Working-mom guilt? Many dads feel it too
A recent study, published in the April 2015 issue of the Journal of Marriage and Family, suggests that kids’ academic and emotional well-being is not necessarily contingent on the amount of time they spend with their mothers. The takeaway for some commentators: It’s time for busy moms to let go of the guilt they feel about not spending enough time with their kids.
It turns out today’s working fathers are just as likely as working mothers to say that finding the right balance between their job and their family life is a challenge for them, Pew Research Center has found. Fully half of working dads say it’s difficult for them to balance these competing responsibilities; 56% of working moms say the same. And about the same share of working dads (34%) and moms (40%) say they “always feel rushed” in their day-to-day lives.
But when they’re asked about the time they spend with their children, dads are much more likely than moms to say it’s not enough.

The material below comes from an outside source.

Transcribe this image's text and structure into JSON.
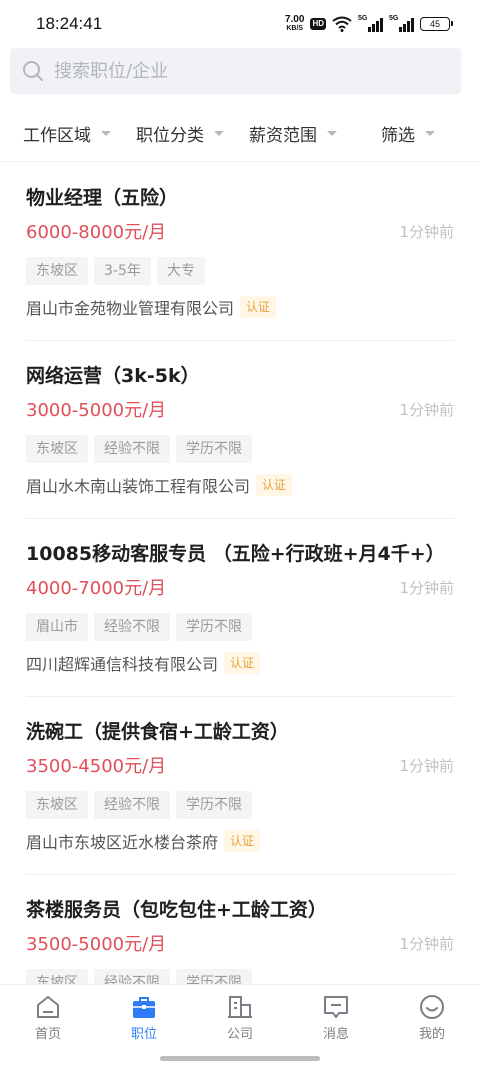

About half (48%) of working dads say they spend too little time with their kids, compared with just 26% of working moms. Most working moms (66%) say they spend the right amount of time with their kids.
It’s true that today’s moms spend significantly more time, on average, taking care of their children than dads do. Analysis of recent time diary data shows that dads spent about seven hours a week on child care, compared with moms’ 14 hours. But those seven hours represent a significant increase from a generation ago. And nearly half of today’s working dads (46%) say that they spend more time with their kids than their parents spent with them.
When it comes to parenting, dads are harder on themselves than moms are, especially dads who say they don’t spend enough time with their children. Among working dads who say they spend too little time with their kids, only 49% say they are doing an excellent or good job as a parent. In contrast, among dads who say they spend the right amount of time with their kids, 81% give themselves high marks for their parenting.
The journal article found that – just as with mothers’ time – the amount of time dads spend with their children does not have a significant impact on the children’s well-being. But the researchers did find that time spent with both parents can make a difference in the behavior of teenagers.
Kim Parker is director of social trends research at Pew Research Center.